## [Material for the task]

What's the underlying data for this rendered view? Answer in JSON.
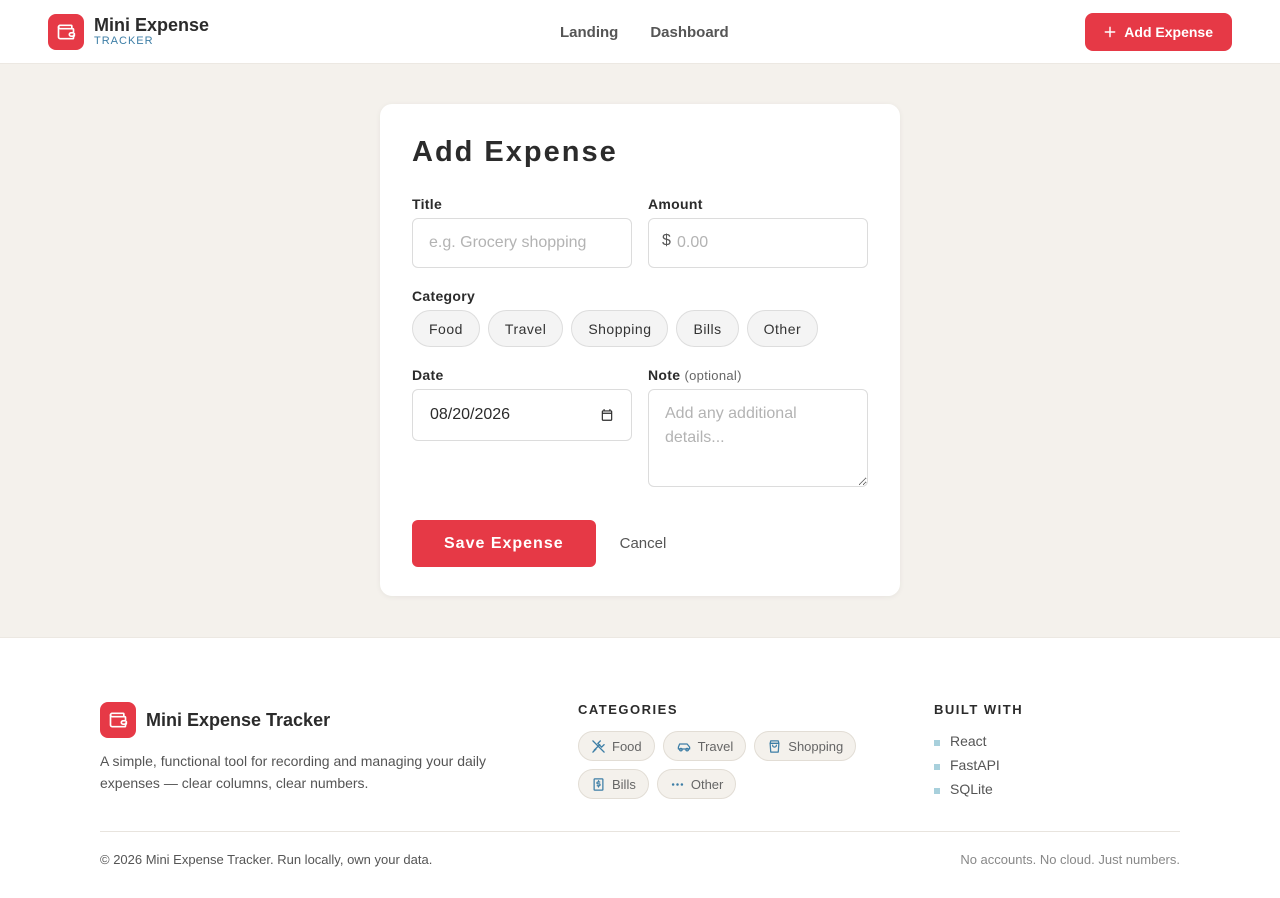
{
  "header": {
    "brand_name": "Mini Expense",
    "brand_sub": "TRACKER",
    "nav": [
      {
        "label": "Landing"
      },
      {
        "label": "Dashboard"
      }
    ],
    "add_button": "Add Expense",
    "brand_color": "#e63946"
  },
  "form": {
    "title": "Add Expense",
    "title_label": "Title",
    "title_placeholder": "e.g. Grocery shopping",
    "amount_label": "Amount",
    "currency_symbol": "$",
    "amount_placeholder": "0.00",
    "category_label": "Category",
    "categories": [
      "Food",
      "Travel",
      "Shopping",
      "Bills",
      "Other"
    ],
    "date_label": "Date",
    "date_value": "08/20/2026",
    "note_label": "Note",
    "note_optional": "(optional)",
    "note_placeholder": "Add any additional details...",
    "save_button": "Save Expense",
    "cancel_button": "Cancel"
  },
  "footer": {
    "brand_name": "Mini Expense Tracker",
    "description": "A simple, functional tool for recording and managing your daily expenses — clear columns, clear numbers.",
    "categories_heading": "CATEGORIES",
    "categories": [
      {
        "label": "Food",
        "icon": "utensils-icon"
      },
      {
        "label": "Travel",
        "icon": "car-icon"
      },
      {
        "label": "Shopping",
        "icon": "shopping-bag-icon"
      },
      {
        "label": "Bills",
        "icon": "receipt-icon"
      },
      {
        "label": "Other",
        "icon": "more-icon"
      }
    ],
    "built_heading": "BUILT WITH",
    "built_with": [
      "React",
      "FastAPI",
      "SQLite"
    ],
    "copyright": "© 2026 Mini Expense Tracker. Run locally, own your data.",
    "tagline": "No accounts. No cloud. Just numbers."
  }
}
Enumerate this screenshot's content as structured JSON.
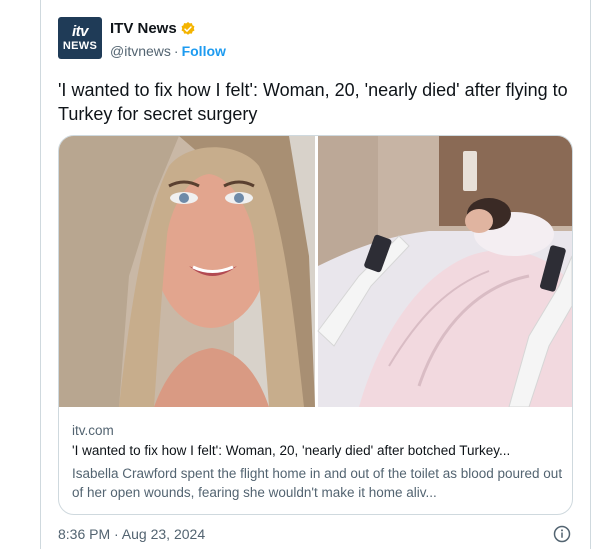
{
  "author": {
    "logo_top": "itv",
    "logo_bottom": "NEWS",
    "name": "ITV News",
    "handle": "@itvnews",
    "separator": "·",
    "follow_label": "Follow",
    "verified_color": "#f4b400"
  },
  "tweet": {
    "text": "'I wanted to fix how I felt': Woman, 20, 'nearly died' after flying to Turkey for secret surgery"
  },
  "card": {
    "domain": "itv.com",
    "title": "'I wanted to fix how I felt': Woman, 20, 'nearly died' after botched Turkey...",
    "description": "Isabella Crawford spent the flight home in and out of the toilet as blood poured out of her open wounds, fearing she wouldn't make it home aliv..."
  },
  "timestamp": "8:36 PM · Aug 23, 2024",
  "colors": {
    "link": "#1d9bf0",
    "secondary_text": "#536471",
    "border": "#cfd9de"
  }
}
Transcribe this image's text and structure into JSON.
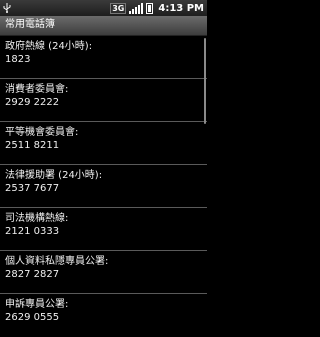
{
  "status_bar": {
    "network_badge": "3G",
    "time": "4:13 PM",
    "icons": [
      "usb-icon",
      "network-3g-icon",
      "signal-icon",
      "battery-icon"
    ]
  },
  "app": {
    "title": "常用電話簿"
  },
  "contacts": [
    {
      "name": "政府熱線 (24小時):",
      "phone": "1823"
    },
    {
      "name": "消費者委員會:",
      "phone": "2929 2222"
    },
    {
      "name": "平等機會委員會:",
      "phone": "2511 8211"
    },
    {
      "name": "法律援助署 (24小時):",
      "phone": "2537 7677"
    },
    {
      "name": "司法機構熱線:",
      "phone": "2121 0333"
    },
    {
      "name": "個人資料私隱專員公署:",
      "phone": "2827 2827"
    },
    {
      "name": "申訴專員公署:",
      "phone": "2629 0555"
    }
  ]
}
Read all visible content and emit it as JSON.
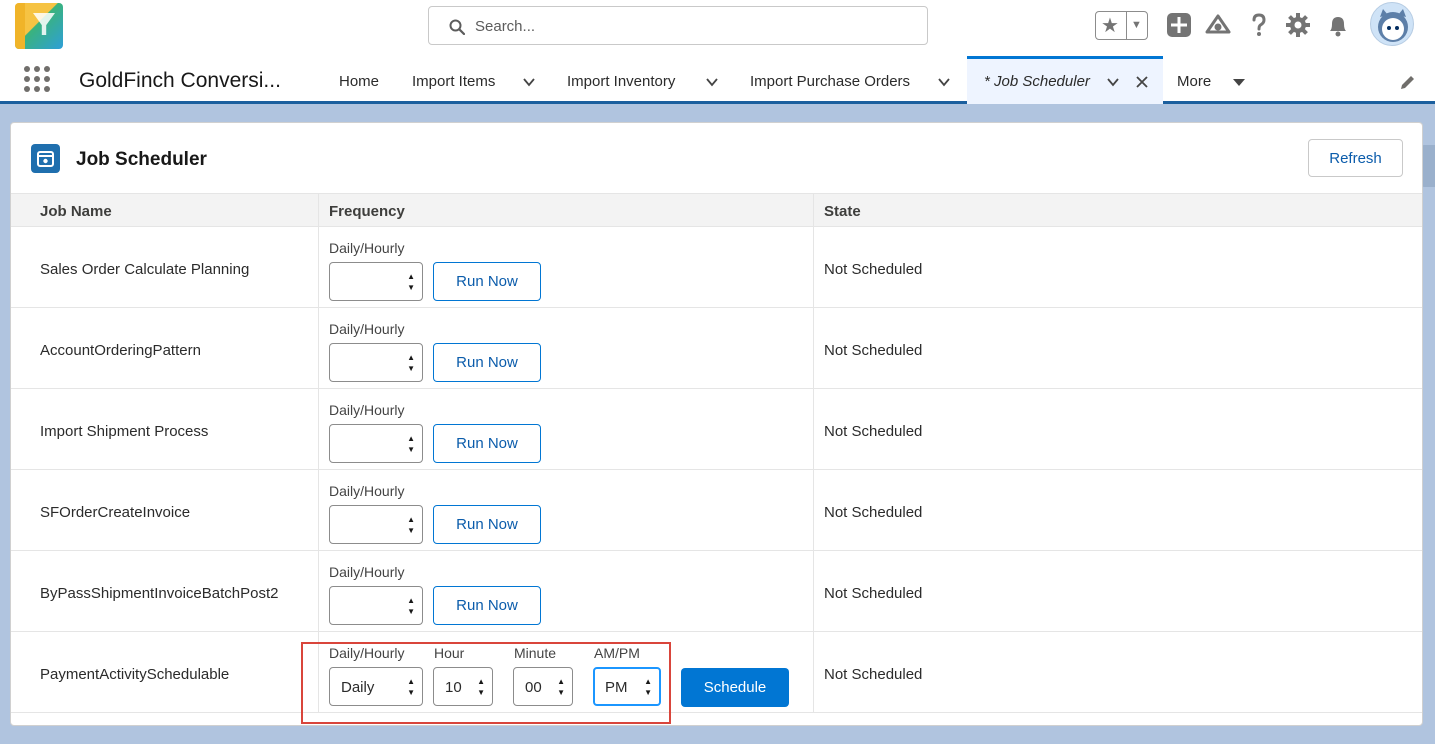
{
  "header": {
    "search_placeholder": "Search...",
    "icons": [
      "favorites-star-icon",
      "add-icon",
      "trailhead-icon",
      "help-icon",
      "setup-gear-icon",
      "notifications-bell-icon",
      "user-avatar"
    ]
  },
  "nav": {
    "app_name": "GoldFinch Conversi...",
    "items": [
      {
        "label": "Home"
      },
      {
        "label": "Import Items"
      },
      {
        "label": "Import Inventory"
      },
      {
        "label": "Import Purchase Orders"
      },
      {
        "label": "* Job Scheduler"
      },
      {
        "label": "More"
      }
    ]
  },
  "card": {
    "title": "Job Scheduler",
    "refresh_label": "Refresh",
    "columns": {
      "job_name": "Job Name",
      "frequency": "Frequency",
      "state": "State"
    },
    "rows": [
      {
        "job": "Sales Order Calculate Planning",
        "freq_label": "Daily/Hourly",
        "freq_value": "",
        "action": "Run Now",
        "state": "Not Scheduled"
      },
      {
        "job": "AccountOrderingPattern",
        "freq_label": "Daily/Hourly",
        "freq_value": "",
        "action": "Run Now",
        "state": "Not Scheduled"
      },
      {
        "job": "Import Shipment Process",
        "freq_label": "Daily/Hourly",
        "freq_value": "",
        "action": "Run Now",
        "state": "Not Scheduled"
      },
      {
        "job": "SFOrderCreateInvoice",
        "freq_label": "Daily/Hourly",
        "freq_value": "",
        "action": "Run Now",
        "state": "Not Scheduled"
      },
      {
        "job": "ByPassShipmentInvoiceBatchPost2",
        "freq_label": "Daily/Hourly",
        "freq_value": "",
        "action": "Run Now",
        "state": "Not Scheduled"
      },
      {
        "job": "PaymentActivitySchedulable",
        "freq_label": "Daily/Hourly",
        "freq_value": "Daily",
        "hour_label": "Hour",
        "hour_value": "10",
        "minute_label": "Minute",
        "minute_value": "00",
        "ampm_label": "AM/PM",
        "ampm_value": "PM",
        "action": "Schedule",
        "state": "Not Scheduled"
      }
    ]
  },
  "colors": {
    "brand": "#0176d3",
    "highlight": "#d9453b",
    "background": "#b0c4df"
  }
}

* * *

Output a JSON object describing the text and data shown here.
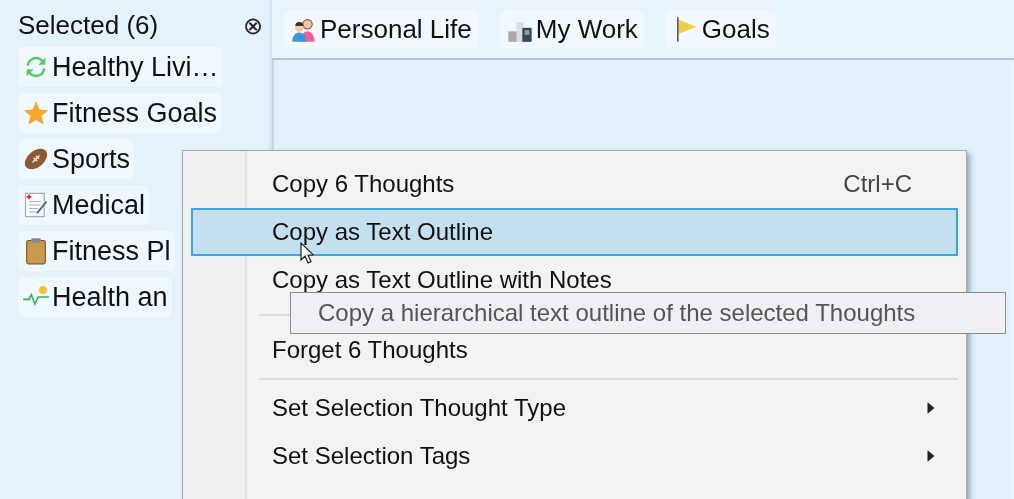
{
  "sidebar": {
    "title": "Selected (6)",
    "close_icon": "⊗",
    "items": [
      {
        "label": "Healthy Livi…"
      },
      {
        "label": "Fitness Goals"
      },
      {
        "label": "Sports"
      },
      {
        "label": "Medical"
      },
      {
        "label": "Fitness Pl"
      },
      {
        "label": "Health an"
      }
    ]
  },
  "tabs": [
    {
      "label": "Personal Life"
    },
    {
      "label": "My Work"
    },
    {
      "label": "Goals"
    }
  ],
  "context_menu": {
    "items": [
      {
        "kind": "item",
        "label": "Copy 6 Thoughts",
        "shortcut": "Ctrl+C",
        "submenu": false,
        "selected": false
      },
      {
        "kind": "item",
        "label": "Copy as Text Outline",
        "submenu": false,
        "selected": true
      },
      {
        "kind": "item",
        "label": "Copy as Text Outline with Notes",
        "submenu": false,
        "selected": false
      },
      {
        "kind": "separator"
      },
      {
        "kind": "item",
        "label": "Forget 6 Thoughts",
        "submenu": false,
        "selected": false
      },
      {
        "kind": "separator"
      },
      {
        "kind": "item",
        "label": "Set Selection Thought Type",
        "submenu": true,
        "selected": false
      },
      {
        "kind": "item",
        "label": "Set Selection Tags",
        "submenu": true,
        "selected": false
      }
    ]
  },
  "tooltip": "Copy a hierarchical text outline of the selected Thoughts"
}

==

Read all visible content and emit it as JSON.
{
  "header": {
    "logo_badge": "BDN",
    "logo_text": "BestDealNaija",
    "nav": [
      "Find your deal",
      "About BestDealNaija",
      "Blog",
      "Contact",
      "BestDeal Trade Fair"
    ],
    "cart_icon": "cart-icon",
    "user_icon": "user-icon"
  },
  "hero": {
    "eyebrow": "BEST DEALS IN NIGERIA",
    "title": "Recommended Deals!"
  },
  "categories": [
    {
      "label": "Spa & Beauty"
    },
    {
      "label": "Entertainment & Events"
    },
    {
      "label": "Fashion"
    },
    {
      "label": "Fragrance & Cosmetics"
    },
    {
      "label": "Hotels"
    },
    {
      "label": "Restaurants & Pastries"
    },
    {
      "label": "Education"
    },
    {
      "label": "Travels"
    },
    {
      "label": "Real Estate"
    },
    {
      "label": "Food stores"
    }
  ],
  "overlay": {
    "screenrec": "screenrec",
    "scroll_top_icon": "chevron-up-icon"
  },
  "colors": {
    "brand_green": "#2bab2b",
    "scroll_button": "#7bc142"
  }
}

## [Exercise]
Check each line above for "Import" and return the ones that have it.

## [Result for this exercise]
        "label": "Import Items"
        "label": "Import Inventory"
        "label": "Import Purchase Orders"
        "job": "Import Shipment Process",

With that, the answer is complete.